- 20. Wang H, Cai Y, Chia W, Yang X (2006) Drosophila homologs of mammalian TNF/TNFR-related molecules regulate segregation of Miranda/Prospero in neuroblasts. Embo J 25: 5783–5793.H. WangY. CaiW. ChiaX. Yang2006Drosophila homologs of mammalian TNF/TNFR-related molecules regulate segregation of Miranda/Prospero in neuroblasts.Embo J2557835793
- 21. Leulier F, Parquet C, Pili-Floury S, Ryu JH, Caroff M, et al. (2003) The Drosophila immune system detects bacteria through specific peptidoglycan recognition. Nat Immunol 4: 478–484.F. LeulierC. ParquetS. Pili-FlouryJH RyuM. Caroff2003The Drosophila immune system detects bacteria through specific peptidoglycan recognition.Nat Immunol4478484

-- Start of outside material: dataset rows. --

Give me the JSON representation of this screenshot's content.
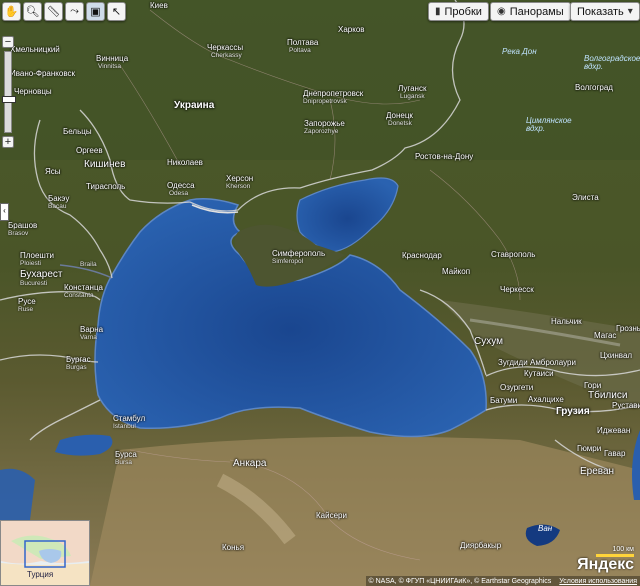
{
  "toolbar": {
    "traffic_label": "Пробки",
    "panoramas_label": "Панорамы",
    "show_label": "Показать"
  },
  "countries": {
    "ukraine": "Украина",
    "georgia": "Грузия",
    "turkey": "Турция"
  },
  "water": {
    "don": "Река Дон",
    "volgograd_res": "Волгоградское вдхр.",
    "tsimlyansk_res": "Цимлянское вдхр.",
    "van": "Ван"
  },
  "cities": {
    "kiev": "Киев",
    "kharkov": "Харков",
    "cherkassy": "Черкассы",
    "cherkassy_lat": "Cherkassy",
    "poltava": "Полтава",
    "poltava_lat": "Poltava",
    "vinnitsa": "Винница",
    "vinnitsa_lat": "Vinnitsa",
    "chernovtsy": "Черновцы",
    "khmelnitsky": "Хмельницкий",
    "ivano": "Ивано-Франковск",
    "dnepropetrovsk": "Днепропетровск",
    "dnepropetrovsk_lat": "Dnipropetrovsk",
    "lugansk": "Луганск",
    "lugansk_lat": "Lugansk",
    "zaporozhe": "Запорожье",
    "zaporozhe_lat": "Zaporozhye",
    "donetsk": "Донецк",
    "donetsk_lat": "Donetsk",
    "volgograd": "Волгоград",
    "beltsy": "Бельцы",
    "orgeev": "Оргеев",
    "kishinev": "Кишинев",
    "nikolaev": "Николаев",
    "rostov": "Ростов-на-Дону",
    "yassy": "Ясы",
    "tiraspol": "Тирасполь",
    "odessa": "Одесса",
    "odessa_lat": "Odesa",
    "kherson": "Херсон",
    "kherson_lat": "Kherson",
    "bakeu": "Бакэу",
    "bakeu_lat": "Bacau",
    "elista": "Элиста",
    "brashov": "Брашов",
    "brashov_lat": "Brasov",
    "simferopol": "Симферополь",
    "simferopol_lat": "Simferopol",
    "krasnodar": "Краснодар",
    "stavropol": "Ставрополь",
    "ploeshti": "Плоешти",
    "ploeshti_lat": "Ploiesti",
    "braila": "Braila",
    "maikop": "Майкоп",
    "bukharest": "Бухарест",
    "bukharest_lat": "Bucuresti",
    "konstanta": "Констанца",
    "konstanta_lat": "Constanta",
    "cherkessk": "Черкесск",
    "ruse": "Русе",
    "ruse_lat": "Ruse",
    "nalchik": "Нальчик",
    "magas": "Магас",
    "grozny": "Грозны",
    "varna": "Варна",
    "varna_lat": "Varna",
    "sukhum": "Сухум",
    "zugdidi": "Зугдиди",
    "ambrolauri": "Амбролаури",
    "tskhinval": "Цхинвал",
    "kutaisi": "Кутаиси",
    "burgas": "Бургас",
    "burgas_lat": "Burgas",
    "ozurgeti": "Озургети",
    "gori": "Гори",
    "batumi": "Батуми",
    "akhaltsikhe": "Ахалцихе",
    "tbilisi": "Тбилиси",
    "rustavi": "Рустави",
    "istanbul": "Стамбул",
    "istanbul_lat": "Istanbul",
    "izhevan": "Иджеван",
    "bursa": "Бурса",
    "bursa_lat": "Bursa",
    "gyumri": "Гюмри",
    "gavar": "Гавар",
    "yerevan": "Ереван",
    "ankara": "Анкара",
    "kayseri": "Кайсери",
    "konya": "Конья",
    "diyarbakir": "Диярбакыр"
  },
  "scale_label": "100 км",
  "logo": "Яндекс",
  "copyright": {
    "text": "© NASA, © ФГУП «ЦНИИГАиК», © Earthstar Geographics",
    "terms": "Условия использования"
  },
  "colors": {
    "sea": "#1d4e9c",
    "land": "#4a5029",
    "borders": "#d6d6d6"
  }
}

- 22. Parks AL, Cook KR, Belvin M, Dompe NA, Fawcett R, et al. (2004) Systematic generation of high-resolution deletion coverage of the Drosophila melanogaster genome. Nat Genet 36: 288–292.AL ParksKR CookM. BelvinNA DompeR. Fawcett2004Systematic generation of high-resolution deletion coverage of the Drosophila melanogaster genome.Nat Genet36288292
- 23. Brand AH, Perrimon N (1993) Targeted gene expression as a means of altering cell fates and generating dominant phenotypes. Development 118: 401–415.AH BrandN. Perrimon1993Targeted gene expression as a means of altering cell fates and generating dominant phenotypes.Development118401415
- 24. Basler K, Struhl G (1994) Compartment boundaries and the control of Drosophila limb pattern by hedgehog protein. Nature 368: 208–214.K. BaslerG. Struhl1994Compartment boundaries and the control of Drosophila limb pattern by hedgehog protein.Nature368208214
- 25. Clemens JC, Worby CA, Simonson-Leff N, Muda M, Maehama T, et al. (2000) Use of double-stranded RNA interference in Drosophila cell lines to dissect signal transduction pathways. Proc Natl Acad Sci U S A 97: 6499–6503.JC ClemensCA WorbyN. Simonson-LeffM. MudaT. Maehama2000Use of double-stranded RNA interference in Drosophila cell lines to dissect signal transduction pathways.Proc Natl Acad Sci U S A9764996503